**The input**
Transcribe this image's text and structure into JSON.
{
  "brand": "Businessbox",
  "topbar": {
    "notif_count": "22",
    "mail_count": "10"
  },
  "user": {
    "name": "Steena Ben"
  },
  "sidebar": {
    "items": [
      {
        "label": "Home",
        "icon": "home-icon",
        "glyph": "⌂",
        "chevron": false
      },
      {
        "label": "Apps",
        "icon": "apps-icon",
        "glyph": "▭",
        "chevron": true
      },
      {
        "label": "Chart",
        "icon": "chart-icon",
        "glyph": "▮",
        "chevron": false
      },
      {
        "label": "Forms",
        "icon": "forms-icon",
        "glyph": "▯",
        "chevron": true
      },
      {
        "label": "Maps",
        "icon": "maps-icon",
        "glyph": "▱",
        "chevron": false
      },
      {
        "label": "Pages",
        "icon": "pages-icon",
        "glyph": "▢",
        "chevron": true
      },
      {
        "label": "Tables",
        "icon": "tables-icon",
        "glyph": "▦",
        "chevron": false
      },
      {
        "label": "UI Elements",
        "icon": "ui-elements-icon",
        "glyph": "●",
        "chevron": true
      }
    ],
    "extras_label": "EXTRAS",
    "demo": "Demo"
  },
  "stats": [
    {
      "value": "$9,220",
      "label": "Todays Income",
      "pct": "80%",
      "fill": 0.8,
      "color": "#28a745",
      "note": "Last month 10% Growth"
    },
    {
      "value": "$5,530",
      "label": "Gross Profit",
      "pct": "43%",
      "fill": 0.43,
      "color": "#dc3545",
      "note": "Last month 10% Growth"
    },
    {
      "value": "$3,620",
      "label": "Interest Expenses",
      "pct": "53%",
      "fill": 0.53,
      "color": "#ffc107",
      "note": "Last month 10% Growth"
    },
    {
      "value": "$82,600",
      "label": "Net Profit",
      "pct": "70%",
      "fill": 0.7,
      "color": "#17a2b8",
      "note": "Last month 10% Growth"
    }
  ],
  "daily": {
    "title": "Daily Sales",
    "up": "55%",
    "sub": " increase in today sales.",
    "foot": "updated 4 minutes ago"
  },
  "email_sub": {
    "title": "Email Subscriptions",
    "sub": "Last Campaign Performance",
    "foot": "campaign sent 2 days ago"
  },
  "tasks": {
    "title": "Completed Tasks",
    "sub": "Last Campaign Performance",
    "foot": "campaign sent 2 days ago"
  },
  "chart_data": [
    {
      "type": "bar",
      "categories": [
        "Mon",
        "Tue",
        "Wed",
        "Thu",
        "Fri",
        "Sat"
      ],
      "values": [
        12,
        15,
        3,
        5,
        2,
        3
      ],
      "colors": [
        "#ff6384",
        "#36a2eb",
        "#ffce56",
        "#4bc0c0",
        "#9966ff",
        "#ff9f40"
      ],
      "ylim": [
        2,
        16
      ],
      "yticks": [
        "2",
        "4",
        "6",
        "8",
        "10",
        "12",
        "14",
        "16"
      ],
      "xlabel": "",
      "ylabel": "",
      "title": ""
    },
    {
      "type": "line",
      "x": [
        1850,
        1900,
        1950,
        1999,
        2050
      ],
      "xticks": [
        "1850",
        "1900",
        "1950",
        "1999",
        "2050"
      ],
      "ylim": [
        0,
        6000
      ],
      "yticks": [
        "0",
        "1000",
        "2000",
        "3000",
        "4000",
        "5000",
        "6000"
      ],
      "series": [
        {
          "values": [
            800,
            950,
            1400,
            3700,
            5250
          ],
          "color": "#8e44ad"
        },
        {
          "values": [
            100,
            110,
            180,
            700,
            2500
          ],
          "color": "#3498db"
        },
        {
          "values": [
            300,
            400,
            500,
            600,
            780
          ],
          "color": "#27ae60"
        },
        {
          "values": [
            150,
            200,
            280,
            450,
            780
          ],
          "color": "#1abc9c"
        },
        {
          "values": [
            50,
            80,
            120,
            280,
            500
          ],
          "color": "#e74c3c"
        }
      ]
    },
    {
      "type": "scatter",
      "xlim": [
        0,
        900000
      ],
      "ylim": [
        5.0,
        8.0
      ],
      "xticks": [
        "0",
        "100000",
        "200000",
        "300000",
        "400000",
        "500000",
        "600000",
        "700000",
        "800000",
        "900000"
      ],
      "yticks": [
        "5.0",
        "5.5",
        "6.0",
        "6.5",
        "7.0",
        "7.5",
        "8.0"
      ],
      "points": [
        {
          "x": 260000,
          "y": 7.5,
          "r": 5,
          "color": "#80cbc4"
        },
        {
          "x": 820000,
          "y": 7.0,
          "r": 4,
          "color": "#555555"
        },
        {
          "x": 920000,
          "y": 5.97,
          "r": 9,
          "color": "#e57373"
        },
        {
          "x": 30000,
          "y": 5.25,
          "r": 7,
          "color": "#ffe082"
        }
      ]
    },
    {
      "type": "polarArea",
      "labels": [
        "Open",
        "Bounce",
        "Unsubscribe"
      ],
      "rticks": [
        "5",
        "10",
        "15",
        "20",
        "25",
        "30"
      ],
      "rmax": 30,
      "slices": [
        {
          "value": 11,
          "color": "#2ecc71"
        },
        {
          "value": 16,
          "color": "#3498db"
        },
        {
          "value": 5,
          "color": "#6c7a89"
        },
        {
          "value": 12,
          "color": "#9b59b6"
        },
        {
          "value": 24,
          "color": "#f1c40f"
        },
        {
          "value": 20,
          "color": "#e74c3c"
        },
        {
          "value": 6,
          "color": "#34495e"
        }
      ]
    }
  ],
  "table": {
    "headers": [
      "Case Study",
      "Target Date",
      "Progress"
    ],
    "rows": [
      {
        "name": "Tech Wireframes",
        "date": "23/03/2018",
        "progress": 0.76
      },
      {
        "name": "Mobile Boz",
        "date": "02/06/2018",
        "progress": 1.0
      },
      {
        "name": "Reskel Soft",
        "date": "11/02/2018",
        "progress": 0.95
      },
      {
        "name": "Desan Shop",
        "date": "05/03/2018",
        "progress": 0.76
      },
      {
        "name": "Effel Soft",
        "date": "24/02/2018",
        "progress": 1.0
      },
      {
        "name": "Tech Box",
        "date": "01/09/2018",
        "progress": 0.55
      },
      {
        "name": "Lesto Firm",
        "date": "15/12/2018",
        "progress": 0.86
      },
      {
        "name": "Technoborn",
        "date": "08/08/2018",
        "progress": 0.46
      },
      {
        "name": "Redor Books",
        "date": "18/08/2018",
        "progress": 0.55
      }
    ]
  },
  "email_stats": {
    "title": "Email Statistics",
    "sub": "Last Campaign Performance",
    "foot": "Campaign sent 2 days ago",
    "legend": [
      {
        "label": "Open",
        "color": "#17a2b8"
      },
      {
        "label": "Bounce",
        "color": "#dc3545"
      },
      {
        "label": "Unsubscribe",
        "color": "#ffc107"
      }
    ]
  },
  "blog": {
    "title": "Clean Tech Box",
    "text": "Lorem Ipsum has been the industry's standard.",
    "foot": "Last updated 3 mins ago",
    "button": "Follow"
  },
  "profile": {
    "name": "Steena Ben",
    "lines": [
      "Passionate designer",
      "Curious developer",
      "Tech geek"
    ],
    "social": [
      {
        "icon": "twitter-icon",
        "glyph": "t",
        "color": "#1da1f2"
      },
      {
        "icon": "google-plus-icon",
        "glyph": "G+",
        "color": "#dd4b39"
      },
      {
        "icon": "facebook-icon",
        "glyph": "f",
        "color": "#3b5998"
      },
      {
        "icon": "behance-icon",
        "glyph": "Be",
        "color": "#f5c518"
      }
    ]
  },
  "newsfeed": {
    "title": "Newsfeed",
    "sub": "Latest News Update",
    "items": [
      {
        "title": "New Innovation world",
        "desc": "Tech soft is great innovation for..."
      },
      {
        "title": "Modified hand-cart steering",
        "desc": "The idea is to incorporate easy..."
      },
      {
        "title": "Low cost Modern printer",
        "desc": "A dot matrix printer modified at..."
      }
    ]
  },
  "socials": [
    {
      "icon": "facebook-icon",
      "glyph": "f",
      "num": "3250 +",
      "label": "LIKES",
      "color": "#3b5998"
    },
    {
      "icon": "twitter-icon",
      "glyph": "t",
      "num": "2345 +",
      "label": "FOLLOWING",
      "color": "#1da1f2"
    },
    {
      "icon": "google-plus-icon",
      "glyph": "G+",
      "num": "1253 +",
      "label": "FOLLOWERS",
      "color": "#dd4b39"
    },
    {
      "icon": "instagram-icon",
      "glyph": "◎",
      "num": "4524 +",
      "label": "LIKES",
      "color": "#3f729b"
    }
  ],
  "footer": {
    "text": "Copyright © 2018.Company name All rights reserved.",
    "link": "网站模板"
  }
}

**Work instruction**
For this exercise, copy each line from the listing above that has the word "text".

**Task result**
Transcribe this image's text and structure into JSON.
    "text": "Lorem Ipsum has been the industry's standard.",
    "text": "Copyright © 2018.Company name All rights reserved.",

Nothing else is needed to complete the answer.